┏━━

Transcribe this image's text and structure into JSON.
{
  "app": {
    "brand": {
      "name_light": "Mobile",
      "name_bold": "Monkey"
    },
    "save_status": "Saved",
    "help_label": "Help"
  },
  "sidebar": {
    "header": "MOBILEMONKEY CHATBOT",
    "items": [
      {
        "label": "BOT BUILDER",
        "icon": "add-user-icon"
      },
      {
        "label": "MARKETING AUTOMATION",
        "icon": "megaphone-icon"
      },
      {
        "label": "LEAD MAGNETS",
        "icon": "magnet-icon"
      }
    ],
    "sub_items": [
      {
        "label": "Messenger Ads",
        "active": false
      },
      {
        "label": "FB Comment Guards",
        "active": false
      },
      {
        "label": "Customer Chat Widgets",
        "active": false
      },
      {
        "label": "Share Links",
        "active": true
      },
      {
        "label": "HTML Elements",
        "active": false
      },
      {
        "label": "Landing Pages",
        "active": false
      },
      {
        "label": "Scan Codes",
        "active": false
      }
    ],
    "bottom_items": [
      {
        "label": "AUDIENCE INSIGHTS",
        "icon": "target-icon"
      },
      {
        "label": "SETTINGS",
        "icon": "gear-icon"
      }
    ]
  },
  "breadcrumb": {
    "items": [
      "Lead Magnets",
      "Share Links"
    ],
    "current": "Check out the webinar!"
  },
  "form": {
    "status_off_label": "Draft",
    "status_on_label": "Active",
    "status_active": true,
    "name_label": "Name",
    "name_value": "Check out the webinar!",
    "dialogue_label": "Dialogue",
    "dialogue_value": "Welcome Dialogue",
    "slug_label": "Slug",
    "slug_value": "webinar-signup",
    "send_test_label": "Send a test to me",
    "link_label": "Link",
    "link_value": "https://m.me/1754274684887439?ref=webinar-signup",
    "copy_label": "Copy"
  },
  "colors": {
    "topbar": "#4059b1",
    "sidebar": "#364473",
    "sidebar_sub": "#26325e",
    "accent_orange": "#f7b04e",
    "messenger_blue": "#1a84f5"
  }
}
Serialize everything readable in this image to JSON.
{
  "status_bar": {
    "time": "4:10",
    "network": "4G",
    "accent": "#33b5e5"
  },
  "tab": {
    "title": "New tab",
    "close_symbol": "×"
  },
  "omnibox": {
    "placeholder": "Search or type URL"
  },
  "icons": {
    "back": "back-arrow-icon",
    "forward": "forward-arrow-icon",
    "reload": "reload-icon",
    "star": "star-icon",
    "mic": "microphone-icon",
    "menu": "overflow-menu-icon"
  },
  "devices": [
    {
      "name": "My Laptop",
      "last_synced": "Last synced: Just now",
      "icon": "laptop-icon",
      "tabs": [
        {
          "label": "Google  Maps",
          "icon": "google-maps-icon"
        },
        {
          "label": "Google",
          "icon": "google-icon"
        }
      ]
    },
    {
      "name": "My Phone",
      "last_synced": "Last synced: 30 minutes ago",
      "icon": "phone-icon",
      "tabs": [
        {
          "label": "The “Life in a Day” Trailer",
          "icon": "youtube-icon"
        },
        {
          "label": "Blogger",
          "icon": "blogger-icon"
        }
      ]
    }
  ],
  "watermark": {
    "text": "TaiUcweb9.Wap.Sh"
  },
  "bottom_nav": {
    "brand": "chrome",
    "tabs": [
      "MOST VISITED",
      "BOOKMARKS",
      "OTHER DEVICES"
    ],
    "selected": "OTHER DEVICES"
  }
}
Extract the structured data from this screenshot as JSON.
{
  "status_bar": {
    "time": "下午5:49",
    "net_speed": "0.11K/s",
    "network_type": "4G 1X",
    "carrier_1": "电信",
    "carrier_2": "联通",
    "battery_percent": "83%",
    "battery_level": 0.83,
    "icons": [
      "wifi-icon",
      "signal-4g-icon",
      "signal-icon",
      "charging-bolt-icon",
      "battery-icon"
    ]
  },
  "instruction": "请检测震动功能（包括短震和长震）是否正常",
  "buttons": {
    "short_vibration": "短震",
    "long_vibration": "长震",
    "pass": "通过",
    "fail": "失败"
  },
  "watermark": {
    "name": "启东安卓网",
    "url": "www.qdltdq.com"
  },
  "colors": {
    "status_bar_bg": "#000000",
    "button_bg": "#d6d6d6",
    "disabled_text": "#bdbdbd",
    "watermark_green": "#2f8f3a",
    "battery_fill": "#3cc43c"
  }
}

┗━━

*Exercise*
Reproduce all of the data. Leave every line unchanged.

*Solution below*
Transcribe this image's text and structure into JSON.
{
  "app": {
    "brand": {
      "name_light": "Mobile",
      "name_bold": "Monkey"
    },
    "save_status": "Saved",
    "help_label": "Help"
  },
  "sidebar": {
    "header": "MOBILEMONKEY CHATBOT",
    "items": [
      {
        "label": "BOT BUILDER",
        "icon": "add-user-icon"
      },
      {
        "label": "MARKETING AUTOMATION",
        "icon": "megaphone-icon"
      },
      {
        "label": "LEAD MAGNETS",
        "icon": "magnet-icon"
      }
    ],
    "sub_items": [
      {
        "label": "Messenger Ads",
        "active": false
      },
      {
        "label": "FB Comment Guards",
        "active": false
      },
      {
        "label": "Customer Chat Widgets",
        "active": false
      },
      {
        "label": "Share Links",
        "active": true
      },
      {
        "label": "HTML Elements",
        "active": false
      },
      {
        "label": "Landing Pages",
        "active": false
      },
      {
        "label": "Scan Codes",
        "active": false
      }
    ],
    "bottom_items": [
      {
        "label": "AUDIENCE INSIGHTS",
        "icon": "target-icon"
      },
      {
        "label": "SETTINGS",
        "icon": "gear-icon"
      }
    ]
  },
  "breadcrumb": {
    "items": [
      "Lead Magnets",
      "Share Links"
    ],
    "current": "Check out the webinar!"
  },
  "form": {
    "status_off_label": "Draft",
    "status_on_label": "Active",
    "status_active": true,
    "name_label": "Name",
    "name_value": "Check out the webinar!",
    "dialogue_label": "Dialogue",
    "dialogue_value": "Welcome Dialogue",
    "slug_label": "Slug",
    "slug_value": "webinar-signup",
    "send_test_label": "Send a test to me",
    "link_label": "Link",
    "link_value": "https://m.me/1754274684887439?ref=webinar-signup",
    "copy_label": "Copy"
  },
  "colors": {
    "topbar": "#4059b1",
    "sidebar": "#364473",
    "sidebar_sub": "#26325e",
    "accent_orange": "#f7b04e",
    "messenger_blue": "#1a84f5"
  }
}
Serialize everything readable in this image to JSON.
{
  "status_bar": {
    "time": "4:10",
    "network": "4G",
    "accent": "#33b5e5"
  },
  "tab": {
    "title": "New tab",
    "close_symbol": "×"
  },
  "omnibox": {
    "placeholder": "Search or type URL"
  },
  "icons": {
    "back": "back-arrow-icon",
    "forward": "forward-arrow-icon",
    "reload": "reload-icon",
    "star": "star-icon",
    "mic": "microphone-icon",
    "menu": "overflow-menu-icon"
  },
  "devices": [
    {
      "name": "My Laptop",
      "last_synced": "Last synced: Just now",
      "icon": "laptop-icon",
      "tabs": [
        {
          "label": "Google  Maps",
          "icon": "google-maps-icon"
        },
        {
          "label": "Google",
          "icon": "google-icon"
        }
      ]
    },
    {
      "name": "My Phone",
      "last_synced": "Last synced: 30 minutes ago",
      "icon": "phone-icon",
      "tabs": [
        {
          "label": "The “Life in a Day” Trailer",
          "icon": "youtube-icon"
        },
        {
          "label": "Blogger",
          "icon": "blogger-icon"
        }
      ]
    }
  ],
  "watermark": {
    "text": "TaiUcweb9.Wap.Sh"
  },
  "bottom_nav": {
    "brand": "chrome",
    "tabs": [
      "MOST VISITED",
      "BOOKMARKS",
      "OTHER DEVICES"
    ],
    "selected": "OTHER DEVICES"
  }
}
Extract the structured data from this screenshot as JSON.
{
  "status_bar": {
    "time": "下午5:49",
    "net_speed": "0.11K/s",
    "network_type": "4G 1X",
    "carrier_1": "电信",
    "carrier_2": "联通",
    "battery_percent": "83%",
    "battery_level": 0.83,
    "icons": [
      "wifi-icon",
      "signal-4g-icon",
      "signal-icon",
      "charging-bolt-icon",
      "battery-icon"
    ]
  },
  "instruction": "请检测震动功能（包括短震和长震）是否正常",
  "buttons": {
    "short_vibration": "短震",
    "long_vibration": "长震",
    "pass": "通过",
    "fail": "失败"
  },
  "watermark": {
    "name": "启东安卓网",
    "url": "www.qdltdq.com"
  },
  "colors": {
    "status_bar_bg": "#000000",
    "button_bg": "#d6d6d6",
    "disabled_text": "#bdbdbd",
    "watermark_green": "#2f8f3a",
    "battery_fill": "#3cc43c"
  }
}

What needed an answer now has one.